Now I don’t want to give the impression that this is a hard game. It’s a cheap game, sure, but definitely not hard. In fact, every level is defeating in its easiness, and you’ll find the biggest trouble with getting past simple enemies, which pose a greater threat than the gratuitous, monotonous, repetitive boss fights. Seriously, every boss is pretty much a palette swap. Even Bowser goes through the exact same battle over and over up until the end where he actually surprised me and did something new (though it too wasn’t challenging at all, just shockingly novel). Every boss battle ends with pretty much the same cut-scene, too. It makes me question the point of living… er, I mean playing… if it’s always going to be the same. Always.
I know before I said the game was very varied and noted that as a problem. The thing is Galaxy 2 seems to be at odds with itself. Though each level looks and feels different from the last, the goals are never any different. It’s like listening to the same song over and over with different instruments.
What best exemplifies Galaxy 2 as a whole is the ability to play as Luigi, which sounds cool until you realize it’s just another palette swap. So it’s about as cool as if you’d been told you could play through parts of Arkham Asylum as Robin. First you’d be like, “Yay, Robin!”, but then you’d do it and be like, “No, Nintendo! I don’t want to play as the sidekick with no benefit other than seeing his green ass die instead of Mario!” Just changing the phenotype doesn’t hide the genotype.
The beautiful cosmos
Galaxy 2 looks beautiful. Halfway through the game I thought I wasn’t doing it justice by playing on an SD monitor; then I remembered that the Wii didn’t support HD and it just really was a great-looking game. It’s not all dark and gritty, so if you’re looking for something to please your eyes instead of disgust you it’s a great choice. It also isn’t so bright it’ll turn your stomach, either (this from someone who couldn’t finish Banjo Kazooie because the colors hurt his eyes). Galaxy 2 is actually more fun to watch than to play.

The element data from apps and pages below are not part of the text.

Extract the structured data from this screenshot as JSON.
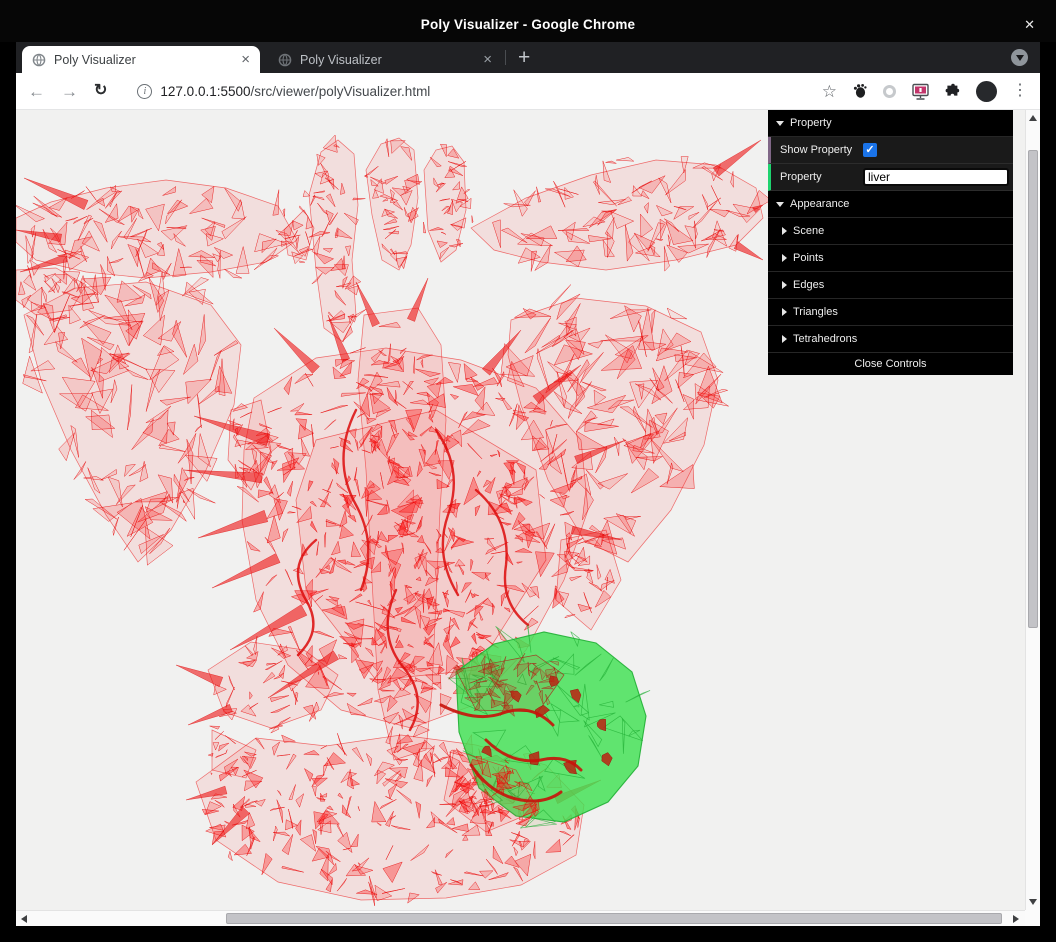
{
  "window": {
    "title": "Poly Visualizer - Google Chrome",
    "close_glyph": "✕"
  },
  "tabstrip": {
    "tabs": [
      {
        "label": "Poly Visualizer",
        "active": true,
        "close_glyph": "×"
      },
      {
        "label": "Poly Visualizer",
        "active": false,
        "close_glyph": "×"
      }
    ],
    "new_tab_glyph": "+"
  },
  "toolbar": {
    "back_glyph": "←",
    "forward_glyph": "→",
    "reload_glyph": "↻",
    "info_glyph": "i",
    "url_host": "127.0.0.1:5500",
    "url_path": "/src/viewer/polyVisualizer.html",
    "star_glyph": "☆",
    "menu_glyph": "⋮"
  },
  "gui": {
    "property_folder": "Property",
    "show_property_label": "Show Property",
    "show_property_checked": true,
    "property_label": "Property",
    "property_value": "liver",
    "appearance_folder": "Appearance",
    "subfolders": [
      "Scene",
      "Points",
      "Edges",
      "Triangles",
      "Tetrahedrons"
    ],
    "close_button": "Close Controls",
    "accent_boolean": "#806787",
    "accent_string": "#1ed36f"
  },
  "scene": {
    "mesh_color": "#ff2020",
    "highlight_color": "#3ce24f",
    "background_color": "#f1f1f0",
    "highlighted_property": "liver"
  }
}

Bloop bloop bloop
The soundtrack in this game is unbelievable as well. Packed with symphonic remakes of classic Mario tunes (most from Mario 64, unsurprisingly) and a few songs all its own, Galaxy 2 makes every event within it feel like a grand occasion. Grabbing a star on a particularly bad, frustrating level is much more satisfying when that orchestral tune plays as Mario and Yoshi float around.
It’sa me! The forced in co-op!

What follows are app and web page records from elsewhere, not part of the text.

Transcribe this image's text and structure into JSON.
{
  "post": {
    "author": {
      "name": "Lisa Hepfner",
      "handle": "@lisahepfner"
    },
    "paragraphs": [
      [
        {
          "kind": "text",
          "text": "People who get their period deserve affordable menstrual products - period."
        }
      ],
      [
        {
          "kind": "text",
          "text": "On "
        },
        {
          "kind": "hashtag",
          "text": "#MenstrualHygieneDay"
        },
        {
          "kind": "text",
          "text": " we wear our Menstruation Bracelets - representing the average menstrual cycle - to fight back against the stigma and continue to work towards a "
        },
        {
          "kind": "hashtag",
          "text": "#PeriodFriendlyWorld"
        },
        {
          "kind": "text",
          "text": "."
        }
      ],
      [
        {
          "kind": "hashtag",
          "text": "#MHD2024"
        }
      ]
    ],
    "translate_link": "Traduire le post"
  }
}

In multiplayer, a second player can jump in locally and shoot enemies with starbits, which stun them, or keep their cursor over them to pin them down while player one vanquishes them. It usually takes much longer that way, but it does make things a lot easier. If you’ve got a friend with nothing better to do, get them over quick.
Thanka you very much for playing my game!

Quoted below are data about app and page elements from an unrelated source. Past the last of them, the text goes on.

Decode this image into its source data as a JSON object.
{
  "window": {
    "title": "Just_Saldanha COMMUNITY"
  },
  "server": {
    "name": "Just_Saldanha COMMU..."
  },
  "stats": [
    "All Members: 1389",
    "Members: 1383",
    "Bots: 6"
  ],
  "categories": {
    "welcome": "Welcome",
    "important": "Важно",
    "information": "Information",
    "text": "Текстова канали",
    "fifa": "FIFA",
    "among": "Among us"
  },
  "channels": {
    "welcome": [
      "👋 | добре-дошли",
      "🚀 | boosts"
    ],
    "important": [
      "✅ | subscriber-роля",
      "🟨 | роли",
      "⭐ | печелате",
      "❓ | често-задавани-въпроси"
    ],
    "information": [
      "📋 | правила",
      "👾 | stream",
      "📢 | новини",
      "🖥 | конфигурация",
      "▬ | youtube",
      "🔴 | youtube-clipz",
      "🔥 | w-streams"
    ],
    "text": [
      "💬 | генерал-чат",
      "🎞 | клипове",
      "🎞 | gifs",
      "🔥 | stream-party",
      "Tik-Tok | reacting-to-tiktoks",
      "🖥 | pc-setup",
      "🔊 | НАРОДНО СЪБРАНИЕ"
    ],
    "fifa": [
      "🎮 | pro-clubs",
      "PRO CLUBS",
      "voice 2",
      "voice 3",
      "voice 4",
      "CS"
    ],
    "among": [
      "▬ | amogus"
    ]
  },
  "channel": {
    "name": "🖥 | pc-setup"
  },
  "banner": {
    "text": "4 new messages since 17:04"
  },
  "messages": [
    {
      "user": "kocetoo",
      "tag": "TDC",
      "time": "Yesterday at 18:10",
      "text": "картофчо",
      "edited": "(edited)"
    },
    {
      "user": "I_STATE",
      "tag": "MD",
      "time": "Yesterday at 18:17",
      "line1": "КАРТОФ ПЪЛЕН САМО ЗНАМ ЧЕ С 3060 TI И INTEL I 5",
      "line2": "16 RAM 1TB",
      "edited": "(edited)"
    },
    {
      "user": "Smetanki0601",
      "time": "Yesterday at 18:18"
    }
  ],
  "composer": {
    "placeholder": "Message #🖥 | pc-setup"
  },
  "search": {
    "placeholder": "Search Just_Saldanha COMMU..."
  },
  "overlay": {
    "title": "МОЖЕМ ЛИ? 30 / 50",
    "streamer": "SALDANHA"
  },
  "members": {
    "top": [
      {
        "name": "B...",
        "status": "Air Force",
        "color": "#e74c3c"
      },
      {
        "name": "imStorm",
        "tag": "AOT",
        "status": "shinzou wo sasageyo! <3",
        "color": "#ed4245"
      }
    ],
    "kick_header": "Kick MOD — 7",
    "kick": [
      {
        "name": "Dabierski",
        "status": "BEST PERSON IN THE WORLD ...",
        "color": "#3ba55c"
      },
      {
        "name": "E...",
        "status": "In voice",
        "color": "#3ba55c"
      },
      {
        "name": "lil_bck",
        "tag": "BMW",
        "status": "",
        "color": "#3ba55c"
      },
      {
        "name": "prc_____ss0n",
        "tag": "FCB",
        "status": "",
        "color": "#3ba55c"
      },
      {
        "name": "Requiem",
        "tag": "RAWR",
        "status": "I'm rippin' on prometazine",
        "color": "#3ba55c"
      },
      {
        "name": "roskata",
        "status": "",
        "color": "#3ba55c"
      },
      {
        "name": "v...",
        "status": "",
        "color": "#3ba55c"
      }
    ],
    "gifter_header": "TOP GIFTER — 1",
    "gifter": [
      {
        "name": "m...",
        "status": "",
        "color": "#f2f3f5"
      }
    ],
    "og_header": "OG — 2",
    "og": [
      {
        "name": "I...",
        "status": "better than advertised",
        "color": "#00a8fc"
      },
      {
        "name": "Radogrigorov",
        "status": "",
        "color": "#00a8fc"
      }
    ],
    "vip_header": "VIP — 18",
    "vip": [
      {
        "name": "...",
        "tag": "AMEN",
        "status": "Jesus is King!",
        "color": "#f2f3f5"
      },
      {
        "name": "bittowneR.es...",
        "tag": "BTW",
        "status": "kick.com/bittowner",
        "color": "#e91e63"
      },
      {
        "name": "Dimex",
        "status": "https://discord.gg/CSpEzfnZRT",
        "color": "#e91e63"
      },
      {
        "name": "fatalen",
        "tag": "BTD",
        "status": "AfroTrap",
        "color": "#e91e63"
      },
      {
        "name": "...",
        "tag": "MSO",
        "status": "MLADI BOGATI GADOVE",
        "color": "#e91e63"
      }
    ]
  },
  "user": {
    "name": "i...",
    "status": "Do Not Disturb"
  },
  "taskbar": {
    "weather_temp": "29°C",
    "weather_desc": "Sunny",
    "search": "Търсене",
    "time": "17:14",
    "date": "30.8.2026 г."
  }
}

Honestly, Super Mario Galaxy 2 seems like yet another of Nintendo’s attempts to recreate the magic of Mario 64, but they still haven’t gotten it right. Galaxy 2 is proof that they need to just stop. They’re killing Mario by forcing him to do the same thing over and over with little alterations that ultimately make no difference. In the process they’re disappointing long-time fans and turning off newcomers. No casual gamer wants to play something so cheap and punishing that it actually has insta-deaths like classic 2D games, and no hardcore gamer wants to play something so unfocused and easy that it never poses a real challenge.
This may be the most awkwardly configured Mario game since Sunshine, though it still gets nowhere near as bad as that apocalyptic nexus of everything dark in this world. If you’re into varied, easy games and can ignore the cheap, punishing deaths, you should at least give Super Mario Galaxy 2 a try. If you’re into smiles, love and happiness, avoid this game and others like it.